The Indian Police Act is some 145-year-old. The Supreme Court has issued directives to the Centre as well as states to immediately implement the 7-point directive.
It is all about some necessary changes that is needed such as a 2-year fixed tenure for DGPs and the other senior officers who are holding the key posts.
The directive, too, includes the directive to separate crime investigation and prosecution process from the maintenance of normal law and order.
The bench of Chief Justice Y.K. Sabharwal, Justice C.K. Thakker and Justice P.K. Balasubramanyan ordered to implement the Basing the order on the recommendations of the National Police Commission (1977) recommendations.
The recommendation has some points such as-
# To set up a national security commission at the Centre and a state security commission at states.

# To set up police establishment board and police complaint authority in every state and at the district level.

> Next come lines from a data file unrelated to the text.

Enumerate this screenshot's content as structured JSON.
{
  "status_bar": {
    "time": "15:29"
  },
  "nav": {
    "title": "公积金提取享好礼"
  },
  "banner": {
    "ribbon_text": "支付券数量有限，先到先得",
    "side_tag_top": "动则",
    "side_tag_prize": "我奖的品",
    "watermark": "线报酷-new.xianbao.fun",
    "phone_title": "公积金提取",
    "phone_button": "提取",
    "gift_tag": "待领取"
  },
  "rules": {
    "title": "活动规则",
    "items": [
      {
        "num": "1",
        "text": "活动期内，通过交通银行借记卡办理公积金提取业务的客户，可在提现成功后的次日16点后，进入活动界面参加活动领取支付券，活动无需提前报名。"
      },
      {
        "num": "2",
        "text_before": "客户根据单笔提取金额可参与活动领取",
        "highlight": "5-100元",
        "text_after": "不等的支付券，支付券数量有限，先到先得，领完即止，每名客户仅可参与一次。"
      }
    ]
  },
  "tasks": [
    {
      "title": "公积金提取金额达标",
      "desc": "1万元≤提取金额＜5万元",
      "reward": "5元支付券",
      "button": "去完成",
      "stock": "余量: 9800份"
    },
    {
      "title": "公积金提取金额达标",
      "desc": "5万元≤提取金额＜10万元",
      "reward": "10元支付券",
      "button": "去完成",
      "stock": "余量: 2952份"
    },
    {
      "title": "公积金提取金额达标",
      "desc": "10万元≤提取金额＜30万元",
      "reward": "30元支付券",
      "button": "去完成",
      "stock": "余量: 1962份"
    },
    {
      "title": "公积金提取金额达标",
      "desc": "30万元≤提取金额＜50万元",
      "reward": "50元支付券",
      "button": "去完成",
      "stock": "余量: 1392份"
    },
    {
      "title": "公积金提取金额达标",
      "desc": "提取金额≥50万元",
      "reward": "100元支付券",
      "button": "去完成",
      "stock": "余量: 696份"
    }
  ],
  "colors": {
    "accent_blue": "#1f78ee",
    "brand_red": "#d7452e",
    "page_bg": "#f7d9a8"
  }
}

# On the basis of the recommendations of the NHRC, the Julio Riberio Committee and the Soli Sorabjee Committee, the bench ordered to revamp the Indian Police Act, 1861.
# to restrict the politically interfered transfer and posting of officers when the government changes.
# To fix the tenure of DGPs, IGPs, DIGs and SPs for a minimum fixed tenure of two years. Promotion, charges on discipline grounds, corruption, criminal charges are exceptional.
# Introduce scientific research in crimes.
# The police establishment board will have the power of transfers, postings and promotion of officers below the rank of DSP.
# The national security commission will have the power for the selection and posting of chiefs of CPOs. It will take orders from Home Ministry.
# The state security commission will work under Chief Minister and DGP as ex-officio secretary.
# The state police complaint authority will work under a retired Supreme Court or high court judge.
At last, the Supreme Court has given the due time to center as well as states to implement the order till December 31. The Cabinet Secretary and the Chief Secretary of each state will have to submit conformity reports by January 2007.

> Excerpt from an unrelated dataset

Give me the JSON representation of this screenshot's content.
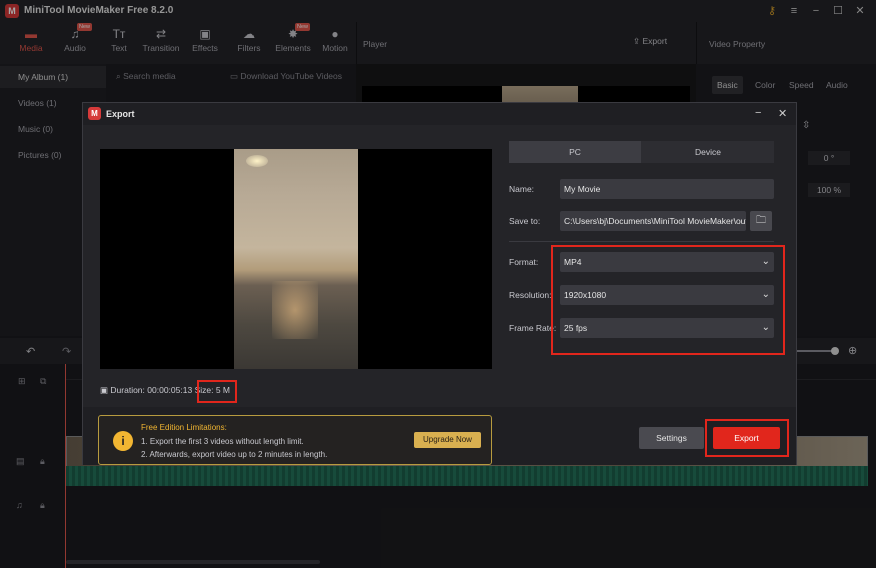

Tuesday, August 2, 2011

Essential Interrogative Terms and Their Meanings:

Analyze: To find out what something is made up of by identifying its components.
(Critically) Analyze: To find out critically what something is made up of by identifying its components.

Assess: To examine something, to determine something in order to judge or evaluate it.
(Critically) Assess: Assessment containing or involving comments and opinions that analyze or judge something, especially in a detailed way.

Bring out the Significance: Bring out the implied or intended meaning.

Capture the Movement: To seize or gain control over a fast changing.

Comment: An implied or indirect judgment.

Consider: To think carefully about something.

Debate: To talk about something at length and in detail, especially as part of a formal exchange of opinion.

Describe: To give an account of something by giving details of its characteristics.

Do you agree? Give examples: To have the same opinion about something as somebody else. Decorate with examples.

Discuss: To write or speak about the topic formally/officially.

Elaborate: To organize with thoroughness and careful attention to detail.

Elucidate: To explain and clarify something.

Evaluate: To consider or examine something in order to judge its value.

Examine: To study or investigate something.
(Critically) Examine: Critically study or investigate something.

Examine closely: To study or investigate something carefully or thoroughly.

Explain: To give reason for something that has happened, often as justification for it. To justify.

Formulate: To draw something up carefully and in detail.

Give Argument in favor of something: To give reason to support your argument.

Give your judgment in favor: To form sound opinions and make sensible decisions or reliable guesses.

Investigate: To take a look and see what has happened.

Justify: See Explain.

List out the Salient Features: Arrange the noticeable and striking distinctive features.

Highlight the Salient Features: Take out the best part.